How to Avoid Gambling Addiction


Gambling is an activity in which you risk something of value for a chance to win a prize. It can involve betting on events like football matches, scratchcards, fruit machines or horse races. You can also place bets on games of skill, such as blackjack or poker. While gambling can be enjoyable, it is important to gamble responsibly. If you do not, it can have a negative impact on your life. It can damage your physical and mental health, cause you to lose your job, make you miss out on opportunities and harm relationships. It can also lead to financial problems, debt and even homelessness. Gambling can also affect your children and family members.

Despite the risks, gambling is popular in many countries. It can boost the economy by creating jobs in casinos, sports arenas and other venues that provide gambling services. It can also reduce crime rates in some communities. This is because gambling provides a legitimate source of employment for a number of people who otherwise would be engaging in illegal activities like armed robbery, burglary and drug peddling.

People may feel a rush of excitement when they are gambling. This rush is linked to a release of dopamine in the brain. However, dopamine releases can become addictive and lead to serious gambling problems. In addition, some people may find it difficult to stop gambling, despite their efforts. This is because of the way their brains are wired. They may have an underactive reward system, or they may be predisposed to thrill-seeking behaviour. This can lead to impulsive decision-making and problems with self-control.

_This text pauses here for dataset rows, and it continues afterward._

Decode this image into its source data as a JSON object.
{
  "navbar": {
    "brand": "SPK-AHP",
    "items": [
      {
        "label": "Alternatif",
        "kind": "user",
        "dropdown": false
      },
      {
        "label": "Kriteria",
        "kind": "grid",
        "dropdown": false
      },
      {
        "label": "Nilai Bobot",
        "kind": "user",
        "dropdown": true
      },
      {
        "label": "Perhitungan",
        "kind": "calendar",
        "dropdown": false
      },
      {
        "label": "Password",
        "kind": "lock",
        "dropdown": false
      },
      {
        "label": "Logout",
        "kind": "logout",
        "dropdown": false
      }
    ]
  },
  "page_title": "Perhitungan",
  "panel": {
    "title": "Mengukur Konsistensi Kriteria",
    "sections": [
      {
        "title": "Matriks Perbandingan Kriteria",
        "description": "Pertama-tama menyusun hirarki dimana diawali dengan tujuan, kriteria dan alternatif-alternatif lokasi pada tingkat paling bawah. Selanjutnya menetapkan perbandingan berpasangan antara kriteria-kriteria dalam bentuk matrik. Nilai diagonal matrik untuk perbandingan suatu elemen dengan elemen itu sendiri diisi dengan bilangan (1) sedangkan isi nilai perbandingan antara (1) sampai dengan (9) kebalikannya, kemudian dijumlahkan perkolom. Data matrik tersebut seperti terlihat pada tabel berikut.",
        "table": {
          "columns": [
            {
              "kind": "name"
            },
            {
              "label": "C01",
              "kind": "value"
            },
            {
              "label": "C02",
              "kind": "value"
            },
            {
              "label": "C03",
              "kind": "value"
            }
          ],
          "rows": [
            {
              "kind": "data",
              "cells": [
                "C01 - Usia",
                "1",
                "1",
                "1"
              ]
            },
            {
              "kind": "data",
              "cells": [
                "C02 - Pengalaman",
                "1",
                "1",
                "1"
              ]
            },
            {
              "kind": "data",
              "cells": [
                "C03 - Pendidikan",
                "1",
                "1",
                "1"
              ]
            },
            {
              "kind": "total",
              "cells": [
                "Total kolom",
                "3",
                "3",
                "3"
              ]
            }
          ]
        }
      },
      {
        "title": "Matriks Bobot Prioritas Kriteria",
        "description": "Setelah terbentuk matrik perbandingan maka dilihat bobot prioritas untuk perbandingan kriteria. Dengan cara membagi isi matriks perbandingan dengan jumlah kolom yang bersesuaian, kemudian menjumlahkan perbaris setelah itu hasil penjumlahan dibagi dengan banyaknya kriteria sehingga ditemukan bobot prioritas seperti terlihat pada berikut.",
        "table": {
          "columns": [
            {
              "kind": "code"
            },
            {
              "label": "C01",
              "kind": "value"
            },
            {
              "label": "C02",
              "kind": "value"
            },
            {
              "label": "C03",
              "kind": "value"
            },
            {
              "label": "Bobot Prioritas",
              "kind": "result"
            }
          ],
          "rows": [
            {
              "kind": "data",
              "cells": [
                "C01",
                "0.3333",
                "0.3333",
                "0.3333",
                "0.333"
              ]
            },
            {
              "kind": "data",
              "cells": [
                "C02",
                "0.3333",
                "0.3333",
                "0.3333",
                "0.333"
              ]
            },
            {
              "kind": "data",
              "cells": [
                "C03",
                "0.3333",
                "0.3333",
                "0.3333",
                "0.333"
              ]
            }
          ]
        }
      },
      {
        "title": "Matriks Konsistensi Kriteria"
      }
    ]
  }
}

There are some ways to help you overcome your gambling addiction. One way is to seek treatment at a rehab centre. This can be expensive, but it can also improve your chances of overcoming your gambling addiction. Another option is to get support from a professional therapist. A therapist can teach you coping mechanisms and help you change your habits. They can also help you deal with your problems in a safe and confidential environment.

To avoid gambling addiction, set limits on how much you can spend and how long you will play. You should never gamble with money that you need to pay bills or rent, and always stop before you lose your limit. In addition, it is important to surround yourself with a strong support network. This can include friends, family, and colleagues at work. You can also join a peer support group, such as Gamblers Anonymous, a program modeled after Alcoholics Anonymous. These groups can help you cope with your gambling addiction and rebuild your life. They can also help you find a sponsor, someone with experience in overcoming gambling addiction.